- [Your objective] Wherever a line of the records contains "fraction", copy that line.

**** The data

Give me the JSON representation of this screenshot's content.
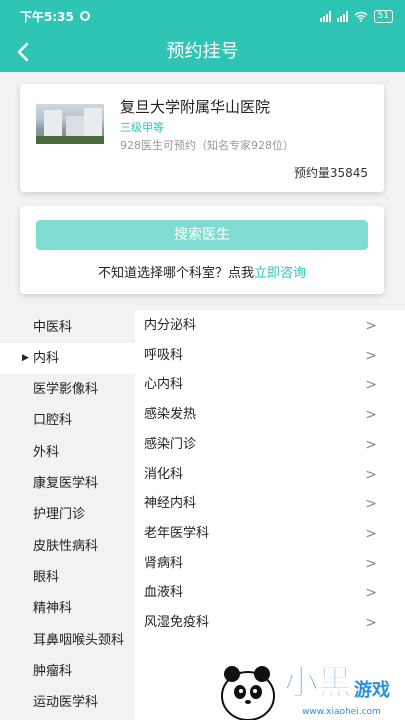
{
  "status_bar": {
    "time": "下午5:35",
    "battery": "51"
  },
  "header": {
    "title": "预约挂号",
    "back_icon": "chevron-left-icon"
  },
  "hospital": {
    "name": "复旦大学附属华山医院",
    "grade": "三级甲等",
    "doctors_text": "928医生可预约（知名专家928位）",
    "appointment_count": "预约量35845"
  },
  "search": {
    "button_label": "搜索医生",
    "prompt": "不知道选择哪个科室？点我",
    "link": "立即咨询"
  },
  "departments": [
    {
      "label": "中医科"
    },
    {
      "label": "内科",
      "selected": true
    },
    {
      "label": "医学影像科"
    },
    {
      "label": "口腔科"
    },
    {
      "label": "外科"
    },
    {
      "label": "康复医学科"
    },
    {
      "label": "护理门诊"
    },
    {
      "label": "皮肤性病科"
    },
    {
      "label": "眼科"
    },
    {
      "label": "精神科"
    },
    {
      "label": "耳鼻咽喉头颈科"
    },
    {
      "label": "肿瘤科"
    },
    {
      "label": "运动医学科"
    }
  ],
  "subdepartments": [
    {
      "label": "内分泌科"
    },
    {
      "label": "呼吸科"
    },
    {
      "label": "心内科"
    },
    {
      "label": "感染发热"
    },
    {
      "label": "感染门诊"
    },
    {
      "label": "消化科"
    },
    {
      "label": "神经内科"
    },
    {
      "label": "老年医学科"
    },
    {
      "label": "肾病科"
    },
    {
      "label": "血液科"
    },
    {
      "label": "风湿免疫科"
    }
  ],
  "watermark": {
    "text": "小黑游戏",
    "url": "www.xiaohei.com"
  },
  "colors": {
    "accent": "#2ec5b4",
    "button": "#7fdcd2"
  }
}
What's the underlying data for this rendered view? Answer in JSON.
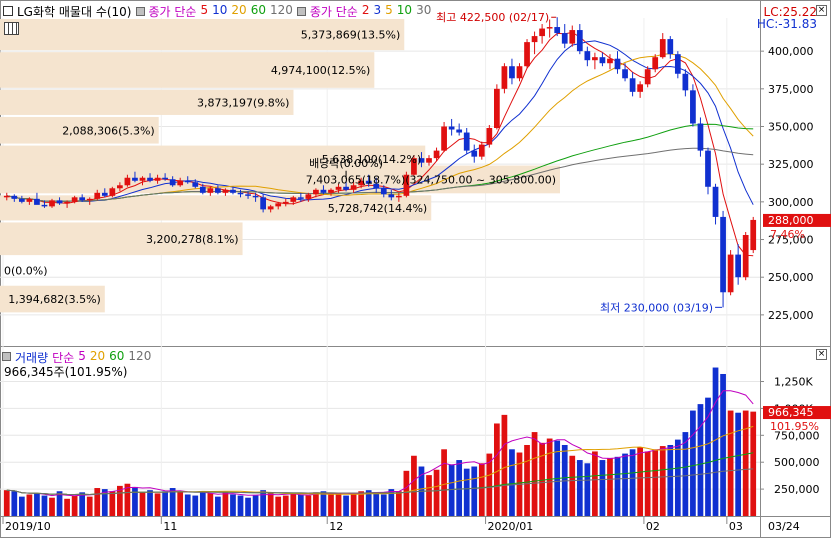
{
  "header": {
    "title": "LG화학 매물대 수(10)",
    "ma_label": "종가 단순",
    "ma_periods": [
      "5",
      "10",
      "20",
      "60",
      "120"
    ],
    "ma_colors": [
      "#e01010",
      "#1030d0",
      "#e0a000",
      "#10a010",
      "#707070"
    ],
    "ma2_label": "종가 단순",
    "ma2_periods": [
      "2",
      "3",
      "5",
      "10",
      "30"
    ],
    "ma2_colors": [
      "#e01010",
      "#1030d0",
      "#e0a000",
      "#10a010",
      "#707070"
    ],
    "lc": "LC:25.22",
    "hc": "HC:-31.83"
  },
  "volume_header": {
    "title": "거래량",
    "ma_label": "단순",
    "ma_periods": [
      "5",
      "20",
      "60",
      "120"
    ],
    "ma_colors": [
      "#c000c0",
      "#e0a000",
      "#10a010",
      "#707070"
    ],
    "subtitle": "966,345주(101.95%)"
  },
  "chart_data": [
    {
      "type": "candlestick",
      "title": "LG화학 매물대 수(10)",
      "y_ticks": [
        "400,000",
        "375,000",
        "350,000",
        "325,000",
        "300,000",
        "275,000",
        "250,000",
        "225,000"
      ],
      "y_tick_values": [
        400000,
        375000,
        350000,
        325000,
        300000,
        275000,
        250000,
        225000
      ],
      "ylim": [
        207000,
        422000
      ],
      "x_ticks": [
        "2019/10",
        "11",
        "12",
        "2020/01",
        "02",
        "03",
        "03/24"
      ],
      "current_price": "288,000",
      "current_change": "7.46%",
      "high_annotation": "최고 422,500 (02/17)",
      "low_annotation": "최저 230,000 (03/19)",
      "dividend_annotation": "배당락(0.00%)",
      "volume_profile": [
        {
          "label": "5,373,869(13.5%)",
          "lo": 400000,
          "hi": 422000,
          "fraction": 0.135
        },
        {
          "label": "4,974,100(12.5%)",
          "lo": 375000,
          "hi": 400000,
          "fraction": 0.125
        },
        {
          "label": "3,873,197(9.8%)",
          "lo": 357000,
          "hi": 375000,
          "fraction": 0.098
        },
        {
          "label": "2,088,306(5.3%)",
          "lo": 338000,
          "hi": 357000,
          "fraction": 0.053
        },
        {
          "label": "5,638,100(14.2%)",
          "lo": 319000,
          "hi": 338000,
          "fraction": 0.142
        },
        {
          "label": "7,403,065(18.7%)(324,750.00 ~ 305,800.00)",
          "lo": 305000,
          "hi": 324750,
          "fraction": 0.187
        },
        {
          "label": "5,728,742(14.4%)",
          "lo": 287000,
          "hi": 305000,
          "fraction": 0.144
        },
        {
          "label": "3,200,278(8.1%)",
          "lo": 264000,
          "hi": 287000,
          "fraction": 0.081
        },
        {
          "label": "0(0.0%)",
          "lo": 245000,
          "hi": 264000,
          "fraction": 0.0
        },
        {
          "label": "1,394,682(3.5%)",
          "lo": 226000,
          "hi": 245000,
          "fraction": 0.035
        }
      ],
      "candles": [
        [
          303000,
          306000,
          301000,
          304000
        ],
        [
          304000,
          305000,
          300000,
          302000
        ],
        [
          302000,
          304000,
          299000,
          300000
        ],
        [
          300000,
          303000,
          298000,
          302000
        ],
        [
          302000,
          306000,
          300000,
          298000
        ],
        [
          298000,
          301000,
          296000,
          297000
        ],
        [
          297000,
          302000,
          296000,
          301000
        ],
        [
          301000,
          303000,
          298000,
          299000
        ],
        [
          299000,
          301000,
          296000,
          300000
        ],
        [
          300000,
          304000,
          299000,
          303000
        ],
        [
          303000,
          305000,
          300000,
          301000
        ],
        [
          301000,
          303000,
          298000,
          302000
        ],
        [
          302000,
          308000,
          301000,
          306000
        ],
        [
          306000,
          309000,
          303000,
          304000
        ],
        [
          304000,
          310000,
          303000,
          309000
        ],
        [
          309000,
          313000,
          307000,
          311000
        ],
        [
          311000,
          318000,
          310000,
          316000
        ],
        [
          316000,
          320000,
          313000,
          314000
        ],
        [
          314000,
          317000,
          311000,
          316000
        ],
        [
          316000,
          319000,
          313000,
          314000
        ],
        [
          314000,
          318000,
          312000,
          316000
        ],
        [
          316000,
          319000,
          314000,
          315000
        ],
        [
          315000,
          317000,
          310000,
          311000
        ],
        [
          311000,
          316000,
          310000,
          314000
        ],
        [
          314000,
          317000,
          312000,
          313000
        ],
        [
          313000,
          315000,
          309000,
          310000
        ],
        [
          310000,
          312000,
          305000,
          306000
        ],
        [
          306000,
          310000,
          304000,
          309000
        ],
        [
          309000,
          311000,
          305000,
          306000
        ],
        [
          306000,
          309000,
          304000,
          308000
        ],
        [
          308000,
          310000,
          305000,
          306000
        ],
        [
          306000,
          308000,
          303000,
          305000
        ],
        [
          305000,
          307000,
          302000,
          304000
        ],
        [
          304000,
          306000,
          300000,
          303000
        ],
        [
          303000,
          305000,
          293000,
          295000
        ],
        [
          295000,
          298000,
          293000,
          297000
        ],
        [
          297000,
          300000,
          295000,
          299000
        ],
        [
          299000,
          302000,
          297000,
          300000
        ],
        [
          300000,
          304000,
          298000,
          303000
        ],
        [
          303000,
          306000,
          300000,
          302000
        ],
        [
          302000,
          306000,
          300000,
          305000
        ],
        [
          305000,
          309000,
          303000,
          308000
        ],
        [
          308000,
          311000,
          305000,
          306000
        ],
        [
          306000,
          309000,
          304000,
          308000
        ],
        [
          308000,
          312000,
          306000,
          310000
        ],
        [
          310000,
          314000,
          307000,
          308000
        ],
        [
          308000,
          313000,
          306000,
          311000
        ],
        [
          311000,
          316000,
          309000,
          314000
        ],
        [
          314000,
          318000,
          310000,
          312000
        ],
        [
          312000,
          316000,
          306000,
          309000
        ],
        [
          309000,
          311000,
          303000,
          305000
        ],
        [
          305000,
          308000,
          301000,
          303000
        ],
        [
          303000,
          306000,
          300000,
          304000
        ],
        [
          304000,
          320000,
          303000,
          318000
        ],
        [
          318000,
          331000,
          317000,
          329000
        ],
        [
          329000,
          333000,
          323000,
          326000
        ],
        [
          326000,
          331000,
          324000,
          329000
        ],
        [
          329000,
          336000,
          327000,
          334000
        ],
        [
          334000,
          353000,
          333000,
          350000
        ],
        [
          350000,
          355000,
          344000,
          348000
        ],
        [
          348000,
          352000,
          344000,
          346000
        ],
        [
          346000,
          349000,
          332000,
          334000
        ],
        [
          334000,
          338000,
          326000,
          330000
        ],
        [
          330000,
          340000,
          328000,
          338000
        ],
        [
          338000,
          351000,
          336000,
          349000
        ],
        [
          349000,
          378000,
          348000,
          375000
        ],
        [
          375000,
          392000,
          372000,
          390000
        ],
        [
          390000,
          395000,
          378000,
          382000
        ],
        [
          382000,
          392000,
          380000,
          390000
        ],
        [
          390000,
          408000,
          389000,
          406000
        ],
        [
          406000,
          413000,
          398000,
          410000
        ],
        [
          410000,
          418000,
          405000,
          415000
        ],
        [
          415000,
          421000,
          409000,
          416000
        ],
        [
          416000,
          422500,
          410000,
          412000
        ],
        [
          412000,
          418000,
          402000,
          405000
        ],
        [
          405000,
          417000,
          403000,
          414000
        ],
        [
          414000,
          418000,
          398000,
          400000
        ],
        [
          400000,
          403000,
          390000,
          394000
        ],
        [
          394000,
          399000,
          388000,
          396000
        ],
        [
          396000,
          399000,
          390000,
          392000
        ],
        [
          392000,
          398000,
          388000,
          395000
        ],
        [
          395000,
          400000,
          385000,
          388000
        ],
        [
          388000,
          392000,
          380000,
          382000
        ],
        [
          382000,
          386000,
          370000,
          373000
        ],
        [
          373000,
          380000,
          369000,
          378000
        ],
        [
          378000,
          390000,
          376000,
          388000
        ],
        [
          388000,
          398000,
          386000,
          396000
        ],
        [
          396000,
          412000,
          395000,
          408000
        ],
        [
          408000,
          410000,
          395000,
          398000
        ],
        [
          398000,
          400000,
          382000,
          385000
        ],
        [
          385000,
          388000,
          370000,
          374000
        ],
        [
          374000,
          378000,
          350000,
          352000
        ],
        [
          352000,
          356000,
          330000,
          334000
        ],
        [
          334000,
          336000,
          305000,
          310000
        ],
        [
          310000,
          312000,
          285000,
          290000
        ],
        [
          290000,
          294000,
          230000,
          240000
        ],
        [
          240000,
          268000,
          238000,
          265000
        ],
        [
          265000,
          272000,
          245000,
          250000
        ],
        [
          250000,
          280000,
          248000,
          278000
        ],
        [
          268000,
          290000,
          266000,
          288000
        ]
      ]
    },
    {
      "type": "bar",
      "title": "거래량",
      "y_ticks": [
        "1,250K",
        "1,000K",
        "750,000",
        "500,000",
        "250,000"
      ],
      "y_tick_values": [
        1250000,
        1000000,
        750000,
        500000,
        250000
      ],
      "ylim": [
        0,
        1450000
      ],
      "current_volume": "966,345",
      "current_ratio": "101.95%",
      "volumes": [
        240000,
        230000,
        180000,
        200000,
        210000,
        190000,
        170000,
        230000,
        160000,
        190000,
        220000,
        180000,
        260000,
        250000,
        230000,
        280000,
        300000,
        270000,
        220000,
        240000,
        210000,
        230000,
        260000,
        230000,
        200000,
        190000,
        230000,
        210000,
        180000,
        220000,
        200000,
        190000,
        170000,
        190000,
        240000,
        210000,
        180000,
        190000,
        210000,
        200000,
        190000,
        220000,
        230000,
        200000,
        210000,
        190000,
        210000,
        230000,
        240000,
        220000,
        200000,
        250000,
        230000,
        420000,
        560000,
        460000,
        380000,
        430000,
        620000,
        480000,
        520000,
        440000,
        460000,
        490000,
        580000,
        860000,
        940000,
        620000,
        590000,
        660000,
        780000,
        680000,
        720000,
        700000,
        660000,
        560000,
        520000,
        490000,
        600000,
        520000,
        540000,
        550000,
        580000,
        620000,
        640000,
        600000,
        620000,
        650000,
        660000,
        710000,
        780000,
        980000,
        1040000,
        1100000,
        1380000,
        1320000,
        980000,
        960000,
        980000,
        970000
      ]
    }
  ]
}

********

- [Response]
          "fraction": 0.135
          "fraction": 0.125
          "fraction": 0.098
          "fraction": 0.053
          "fraction": 0.142
          "fraction": 0.187
          "fraction": 0.144
          "fraction": 0.081
          "fraction": 0.0
          "fraction": 0.035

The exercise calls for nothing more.